OBJECTIVE: To assess radiographically (by making film records of body’s internal structures by using X-rays or gamma rays) determined disease progression in patients in the Minocycline (a tetracycline antibiotic) in Rheumatoid Arthritis (MIRA) Trial.
METHODS: A double blind, randomized, multicenter, 48 week trial of oral minocycline (200 mg/day) or placebo in 6 clinical centers in the United States. Patients include 219 adults with active RA previously receiving limited treatment with disease modifying drugs. Posteroanterior films of the hands from baseline and final visits, blinded for sequence, were read for erosions and joint space narrowing by trained observers.

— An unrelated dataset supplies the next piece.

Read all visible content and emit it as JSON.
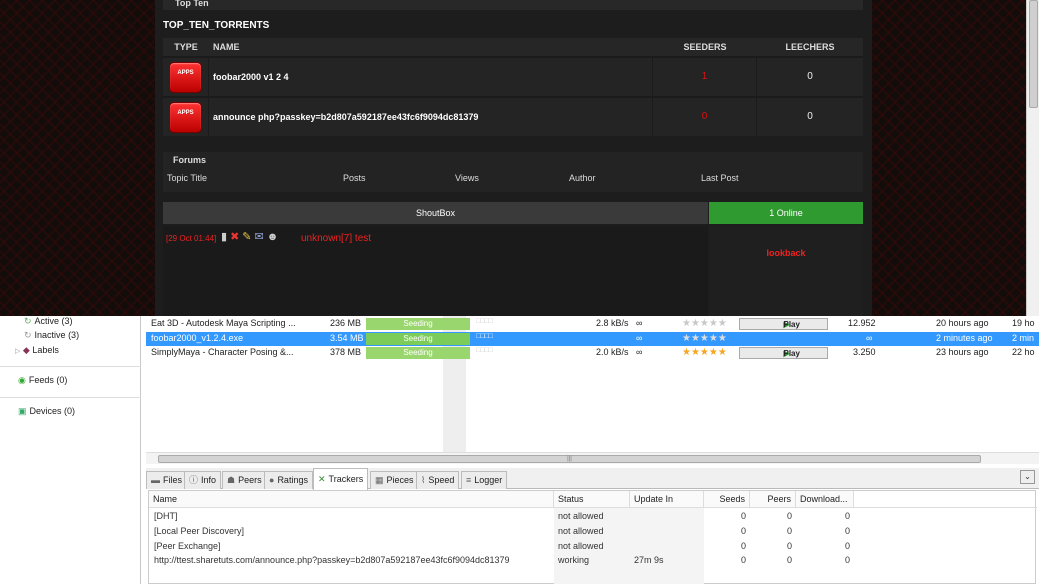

Outcomes included rate of disease progression (change/month) and percentage of patients with progression from baseline, newly involved joints, and newly erosive disease.
RESULTS: Using intent-to-treat analyses, progression rates for erosions (0.11 +/- 0.42 minocycline, 0.17 +/- 0.41 placebo; p = 0.47) and joint space narrowing (0.16 +/- 0.55 minocycline and 0.23 +/- 0.71 placebo; p = 0.14) were similar. (Power 43% to detect a 50% difference.) Newly erosive joints occurred more frequently in the placebo group (44 vs 32%; p = 0.08), not a statistically significant difference.
CONCLUSION: Radiographic measurement of disease progression using 4 measures failed to show a significant difference between minocycline and placebo treatment, although for all methods there was a trend toward treatment benefit, consistent with reported clinical results. A one year trial duration, high measurement variability, and slow rate of radiographic progression in this cohort may explain the low power to detect a treatment effect. The measurement that denoted “newly involved” joints was most sensitive in detecting change. In future trials longer-term assessment (minimum 2 years) of radiographic changes and further comparison of measures of disease progression are warranted.
Source: J Rheumatol (Canada) Jul 1997, 24 (7) p1295-302